  2. Of the three explanations to that ruling, the most encompassing and least problematic is that of Rashi, which says that the rabbis rely in all cases on annulment of marriage.
  3. Even those who disagree with Rashi admit that the annulment is necessary when the witness is a woman or another disqualified witness.
  4. The reason this solution is not used for Agunah whose husband refuses to give her a get is the fear that it will be perceived as an easy way to bypass the get.
  5. The perception is not measured by the full halakhic process but by the way the masses perceive its visible parts.
  6. Therefore, it is suggested that an international Beth Din will be established which will declare annulment of marriage, in accordance with the dozens of poskim quoted here.
  7. The Beth din will annul a marriage only after the couple has signed a civil divorce.
  8. This way, even though halakha does not recognize a non-Jewish divorce, the public will not make the mistake of thinking that any type of marriage could be annulled by the Beth Din.

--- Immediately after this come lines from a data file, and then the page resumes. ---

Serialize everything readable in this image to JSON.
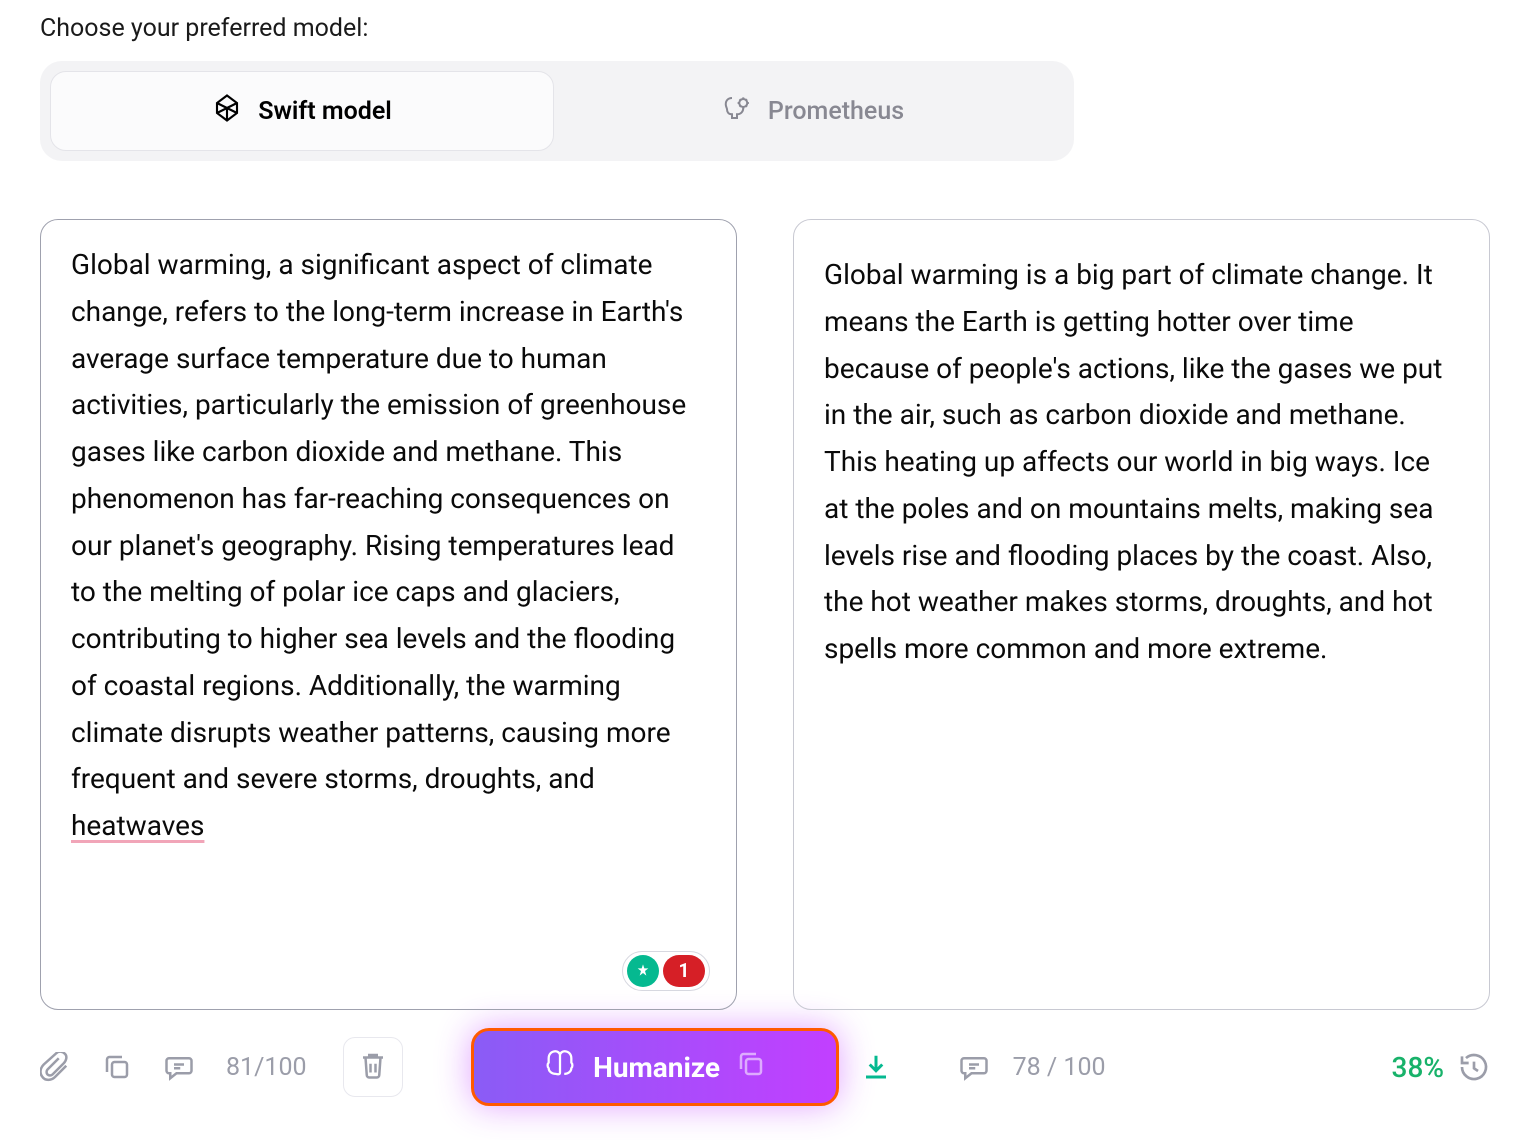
{
  "header": {
    "label": "Choose your preferred model:"
  },
  "models": {
    "tabs": [
      {
        "label": "Swift model",
        "active": true
      },
      {
        "label": "Prometheus",
        "active": false
      }
    ]
  },
  "left_panel": {
    "text_before_underline": "Global warming, a significant aspect of climate change, refers to the long-term increase in Earth's average surface temperature due to human activities, particularly the emission of greenhouse gases like carbon dioxide and methane. This phenomenon has far-reaching consequences on our planet's geography. Rising temperatures lead to the melting of polar ice caps and glaciers, contributing to higher sea levels and the flooding of coastal regions. Additionally, the warming climate disrupts weather patterns, causing more frequent and severe storms, droughts, and ",
    "underlined": "heatwaves",
    "badge": {
      "count": "1"
    }
  },
  "right_panel": {
    "text": "Global warming is a big part of climate change. It means the Earth is getting hotter over time because of people's actions, like the gases we put in the air, such as carbon dioxide and methane. This heating up affects our world in big ways. Ice at the poles and on mountains melts, making sea levels rise and flooding places by the coast. Also, the hot weather makes storms, droughts, and hot spells more common and more extreme."
  },
  "footer": {
    "left_count": "81/100",
    "humanize_label": "Humanize",
    "right_count": "78 / 100",
    "percent": "38%"
  }
}
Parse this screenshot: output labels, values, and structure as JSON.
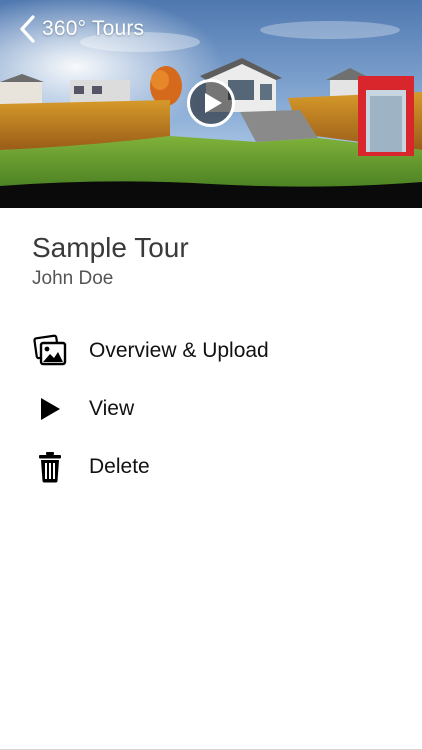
{
  "nav": {
    "back_label": "360° Tours"
  },
  "tour": {
    "title": "Sample Tour",
    "owner": "John Doe"
  },
  "menu": [
    {
      "label": "Overview & Upload",
      "icon": "photos-icon"
    },
    {
      "label": "View",
      "icon": "play-icon"
    },
    {
      "label": "Delete",
      "icon": "trash-icon"
    }
  ],
  "colors": {
    "nav_text": "#ffffff",
    "accent_gate": "#d8262c"
  }
}
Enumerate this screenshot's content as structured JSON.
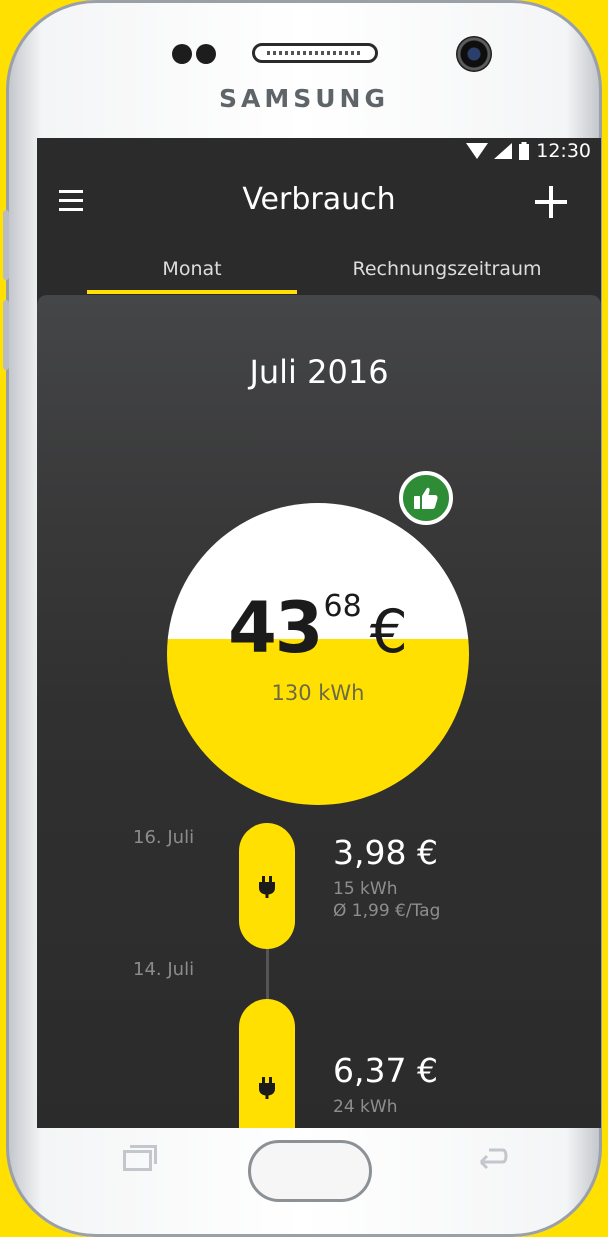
{
  "device": {
    "brand": "SAMSUNG"
  },
  "status_bar": {
    "time": "12:30"
  },
  "app_bar": {
    "title": "Verbrauch",
    "menu_icon": "hamburger-menu-icon",
    "add_icon": "plus-icon"
  },
  "tabs": [
    {
      "label": "Monat",
      "active": true
    },
    {
      "label": "Rechnungszeitraum",
      "active": false
    }
  ],
  "summary": {
    "period": "Juli 2016",
    "amount_int": "43",
    "amount_dec": "68",
    "currency": "€",
    "energy": "130 kWh",
    "badge_icon": "thumbs-up-icon"
  },
  "entries": [
    {
      "date": "16. Juli",
      "amount": "3,98 €",
      "energy": "15 kWh",
      "average": "Ø 1,99 €/Tag"
    },
    {
      "date": "14. Juli",
      "amount": "6,37 €",
      "energy": "24 kWh"
    }
  ],
  "colors": {
    "accent": "#ffe000",
    "background": "#2b2b2b",
    "badge": "#2e8b36"
  }
}
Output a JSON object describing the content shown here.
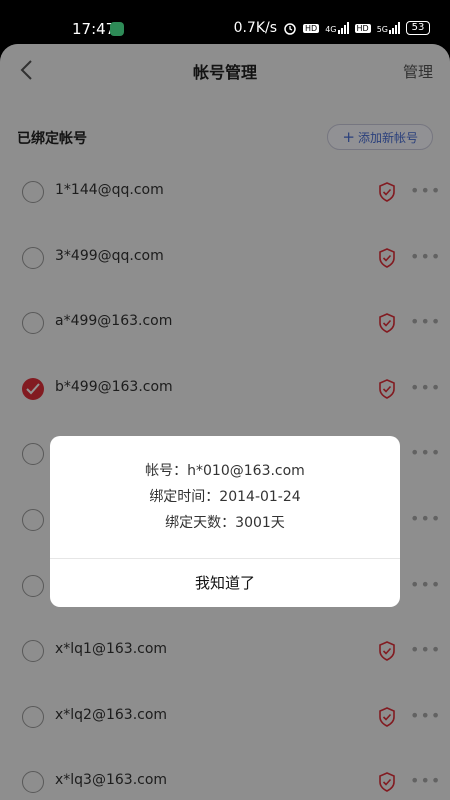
{
  "status_bar": {
    "time": "17:47",
    "network_speed": "0.7K/s",
    "alarm_icon": "alarm-icon",
    "hd1": "HD",
    "net1": "4G",
    "hd2": "HD",
    "net2": "5G",
    "battery": "53"
  },
  "header": {
    "title": "帐号管理",
    "manage_label": "管理",
    "back_icon": "back-arrow-icon"
  },
  "section": {
    "title": "已绑定帐号",
    "add_button_label": "添加新帐号"
  },
  "accounts": [
    {
      "email": "1*144@qq.com",
      "checked": false
    },
    {
      "email": "3*499@qq.com",
      "checked": false
    },
    {
      "email": "a*499@163.com",
      "checked": false
    },
    {
      "email": "b*499@163.com",
      "checked": true
    },
    {
      "email": "",
      "checked": false
    },
    {
      "email": "",
      "checked": false
    },
    {
      "email": "",
      "checked": false
    },
    {
      "email": "x*lq1@163.com",
      "checked": false
    },
    {
      "email": "x*lq2@163.com",
      "checked": false
    },
    {
      "email": "x*lq3@163.com",
      "checked": false
    }
  ],
  "dialog": {
    "account_line": "帐号：h*010@163.com",
    "bind_time_line": "绑定时间：2014-01-24",
    "bind_days_line": "绑定天数：3001天",
    "confirm_label": "我知道了"
  },
  "colors": {
    "accent_red": "#e0303a",
    "link_blue": "#4a6fd6"
  }
}
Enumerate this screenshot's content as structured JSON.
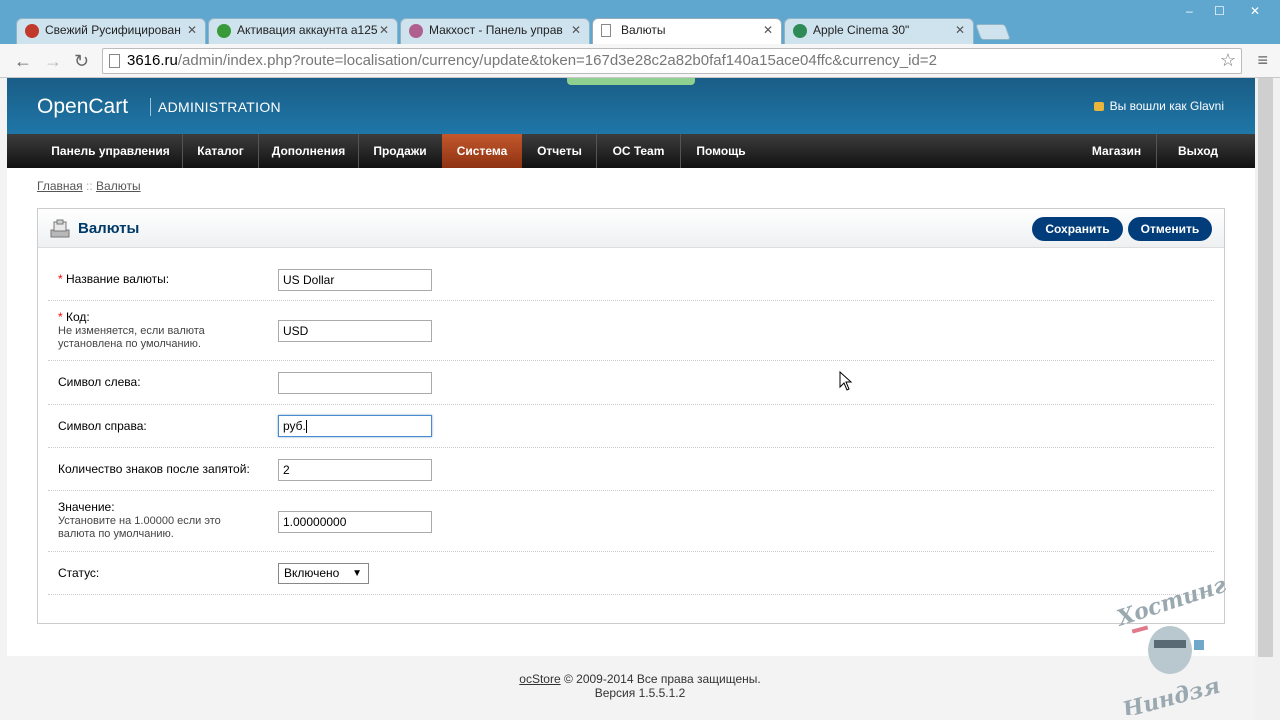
{
  "browser": {
    "tabs": [
      {
        "title": "Свежий Русифицирован",
        "icon_color": "#c0392b",
        "active": false
      },
      {
        "title": "Активация аккаунта a125",
        "icon_color": "#3a9a3a",
        "active": false
      },
      {
        "title": "Макхост - Панель управ",
        "icon_color": "#b06090",
        "active": false
      },
      {
        "title": "Валюты",
        "icon_color": "#ffffff",
        "active": true
      },
      {
        "title": "Apple Cinema 30\"",
        "icon_color": "#2e8b57",
        "active": false
      }
    ],
    "close_glyph": "✕",
    "window_controls": [
      "–",
      "☐",
      "✕"
    ],
    "url_host": "3616.ru",
    "url_path": "/admin/index.php?route=localisation/currency/update&token=167d3e28c2a82b0faf140a15ace04ffc&currency_id=2",
    "back_glyph": "←",
    "forward_glyph": "→",
    "reload_glyph": "↻",
    "star_glyph": "☆",
    "menu_glyph": "≡"
  },
  "header": {
    "logo": "OpenCart",
    "subtitle": "ADMINISTRATION",
    "login_text": "Вы вошли как Glavni"
  },
  "menu": {
    "items": [
      "Панель управления",
      "Каталог",
      "Дополнения",
      "Продажи",
      "Система",
      "Отчеты",
      "OC Team",
      "Помощь"
    ],
    "right_items": [
      "Магазин",
      "Выход"
    ],
    "active": "Система"
  },
  "breadcrumb": {
    "home": "Главная",
    "separator": "::",
    "current": "Валюты"
  },
  "panel": {
    "title": "Валюты",
    "save_label": "Сохранить",
    "cancel_label": "Отменить"
  },
  "form": {
    "required_mark": "*",
    "name_label": "Название валюты:",
    "name_value": "US Dollar",
    "code_label": "Код:",
    "code_help": "Не изменяется, если валюта установлена по умолчанию.",
    "code_value": "USD",
    "symbol_left_label": "Символ слева:",
    "symbol_left_value": "",
    "symbol_right_label": "Символ справа:",
    "symbol_right_value": "руб.",
    "decimal_label": "Количество знаков после запятой:",
    "decimal_value": "2",
    "value_label": "Значение:",
    "value_help": "Установите на 1.00000 если это валюта по умолчанию.",
    "value_value": "1.00000000",
    "status_label": "Статус:",
    "status_value": "Включено"
  },
  "footer": {
    "brand": "ocStore",
    "copyright": "© 2009-2014 Все права защищены.",
    "version": "Версия 1.5.5.1.2"
  },
  "watermark": {
    "text_top": "Хостинг",
    "text_bottom": "Ниндзя"
  }
}
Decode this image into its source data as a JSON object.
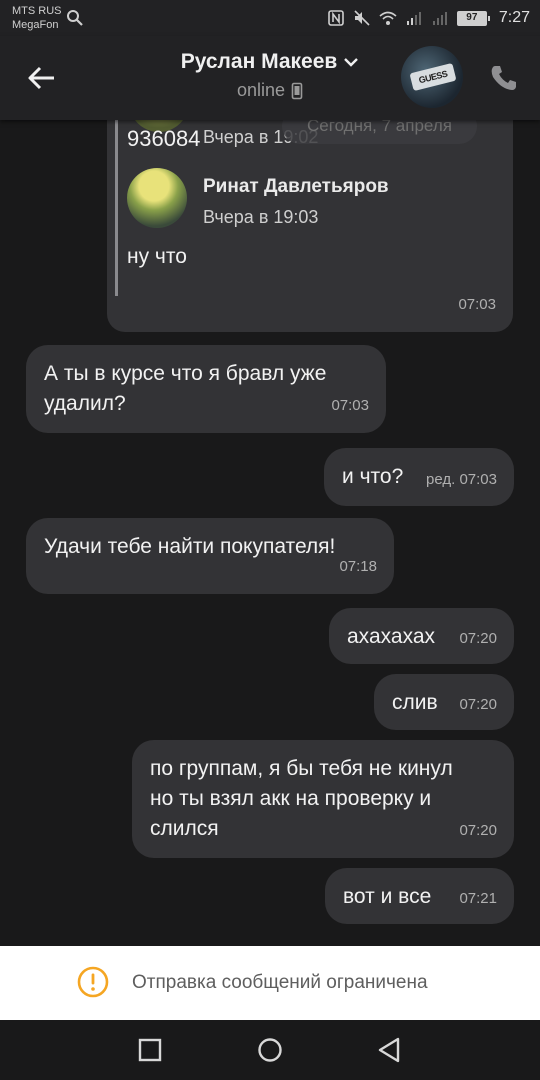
{
  "status_bar": {
    "carrier_1": "MTS RUS",
    "carrier_2": "MegaFon",
    "battery": "97",
    "time": "7:27",
    "icons": [
      "search-icon",
      "nfc-icon",
      "mute-icon",
      "wifi-icon",
      "signal-icon",
      "signal-icon",
      "battery-icon"
    ]
  },
  "header": {
    "title": "Руслан Макеев",
    "subtitle": "online",
    "icons": [
      "back-arrow-icon",
      "chevron-down-icon",
      "phone-device-icon",
      "call-icon"
    ],
    "avatar_text": "GUESS"
  },
  "messages": [
    {
      "type": "forwarded",
      "side": "out",
      "ghost_time": "Вчера в 19:02",
      "date_pill": "Сегодня, 7 апреля",
      "code": "936084",
      "fwd_name": "Ринат Давлетьяров",
      "fwd_time": "Вчера в 19:03",
      "fwd_text": "ну что",
      "time": "07:03"
    },
    {
      "side": "in",
      "text_1": "А ты в курсе что я бравл уже",
      "text_2": "удалил?",
      "time": "07:03"
    },
    {
      "side": "out",
      "text": "и что?",
      "time": "ред. 07:03"
    },
    {
      "side": "in",
      "text": "Удачи тебе найти покупателя!",
      "time": "07:18"
    },
    {
      "side": "out",
      "text": "ахахахах",
      "time": "07:20"
    },
    {
      "side": "out",
      "text": "слив",
      "time": "07:20"
    },
    {
      "side": "out",
      "text_1": "по группам, я бы тебя не кинул",
      "text_2": "но ты взял акк на проверку и",
      "text_3": "слился",
      "time": "07:20"
    },
    {
      "side": "out",
      "text": "вот и все",
      "time": "07:21"
    }
  ],
  "notice": {
    "text": "Отправка сообщений ограничена",
    "icon": "warning-icon",
    "accent": "#f5a623"
  },
  "nav": {
    "icons": [
      "recent-apps-icon",
      "home-icon",
      "back-icon"
    ]
  }
}
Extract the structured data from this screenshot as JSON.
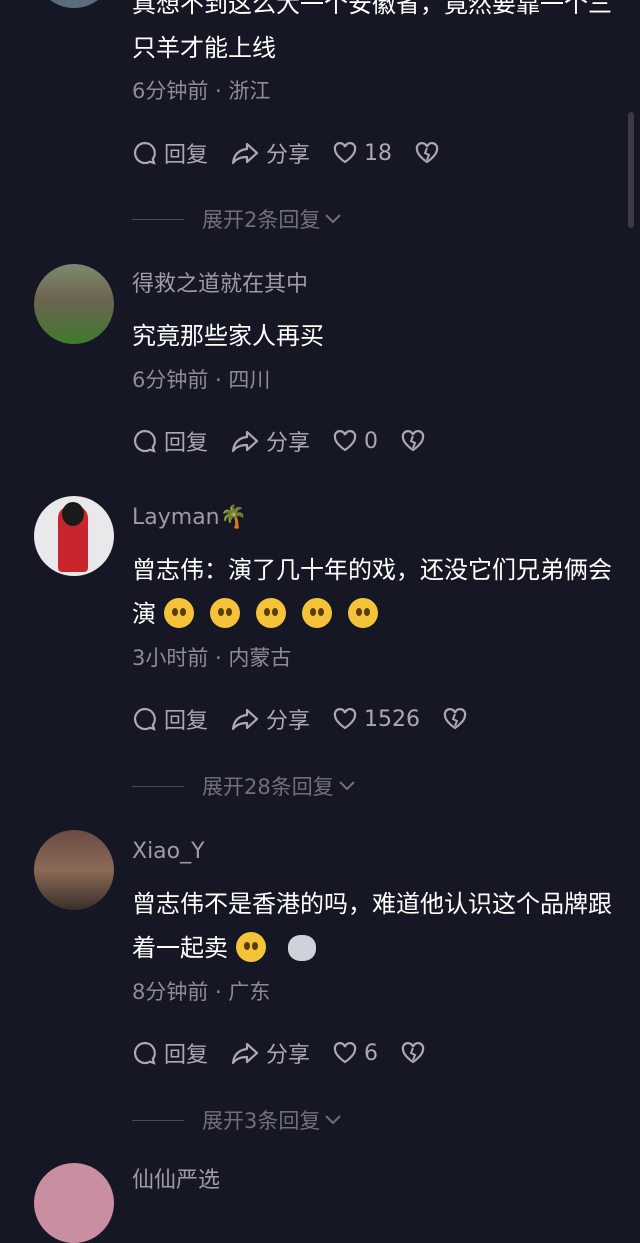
{
  "comments": [
    {
      "username": "",
      "text": "真想不到这么大一个安徽省，竟然要靠一个三只羊才能上线",
      "time_location": "6分钟前 · 浙江",
      "reply_label": "回复",
      "share_label": "分享",
      "likes": "18",
      "expand_label": "展开2条回复"
    },
    {
      "username": "得救之道就在其中",
      "text": "究竟那些家人再买",
      "time_location": "6分钟前 · 四川",
      "reply_label": "回复",
      "share_label": "分享",
      "likes": "0"
    },
    {
      "username": "Layman🌴",
      "text": "曾志伟：演了几十年的戏，还没它们兄弟俩会演",
      "time_location": "3小时前 · 内蒙古",
      "reply_label": "回复",
      "share_label": "分享",
      "likes": "1526",
      "expand_label": "展开28条回复"
    },
    {
      "username": "Xiao_Y",
      "text": "曾志伟不是香港的吗，难道他认识这个品牌跟着一起卖",
      "time_location": "8分钟前 · 广东",
      "reply_label": "回复",
      "share_label": "分享",
      "likes": "6",
      "expand_label": "展开3条回复"
    },
    {
      "username": "仙仙严选"
    }
  ],
  "icons": {
    "reply": "reply-bubble-icon",
    "share": "share-arrow-icon",
    "like": "heart-icon",
    "dislike": "broken-heart-icon",
    "expand": "chevron-down-icon"
  },
  "colors": {
    "background": "#161724",
    "text_primary": "#ffffff",
    "text_secondary": "#8b8c95"
  }
}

We now need to sign up as many rabbis as possible on the document of foundation of the Beth Din and run webinars which will explain this document and the discussion presented here.

[1] Shabbat 145:2

[2] 88:1

[3] מהרש"א חידושי אגדות מסכת יבמות דף קכא עמוד ב

[4] רמב"ם הלכות גירושין פרק יג הלכה כט

[5] לחם משנה, שם

[6] מהרש"א, חידושי אגדות, יבמות קכא, ע"ב; שו"ת מהרח"ש לר' חיים שבתי, קונטרס עיגונא דאיתתא, ד"ה לשון הטור; מעשה רקח לר' חי מסעוד רקח, הל' גירושין, יג:כט; ידי אליהו לר' אליהו גליפאפא, הל' גירושין א:טו וכן יב:טו; אבני מילואים, ק:א ובהערות; שו"ת בית אפרים לר' אפרים זלמן מרגליות, יו"ד, סי' ע"ה; דרך המלך לר' דוב בעריש רפפורט, הל' גירושין א:יג; אבני נזר, אבן העזר סה:יג; ובמיוחד מאמר מרדכי לר' מרדכי אליהו, חלק ג, אבהע"ז, סי' ב.

[7] שו"ת הריב"ש, א:קפא; שו"ת מהר"ם מלובלין, נו; שו"ת פנים מאירות למהר"ם א"ש, א:פט; נודע ביהודה, מהדורא קמא, אהע"ז, לד; שו"ת אדמו"ר הזקן, כח; שו"ת אגודת אזוב לר' משה זאב מרגליות, אהע"ז, כט; שו"ת צמח צדק ליובאוויטש, אהע"ז שיד; שו"ת בית שערים לר' עמרם בלום, מכתבי יד סימן מט; פסקי עזיאל בשאלות הזמן, עג; אגרות משה, אהע"ז, א:מג; חדוות יעקב לר' יעקב עדס, אהע"ז, ד; להורות נתן לר' נתן גשטטנר, יא:קד:ב; שורת הדין, פסקי בתי הדין הרבניים, כרך י"ב , עמ, קסט;

[8] שו"ת בית שערים מכתבי יד סימן עד

[9] שו"ת אבני נזר חלק אבן העזר סימן קג

[10] Shevet HaLevi, 4:172.

[11] שו"ת כתב סופר אבן העזר סימן נט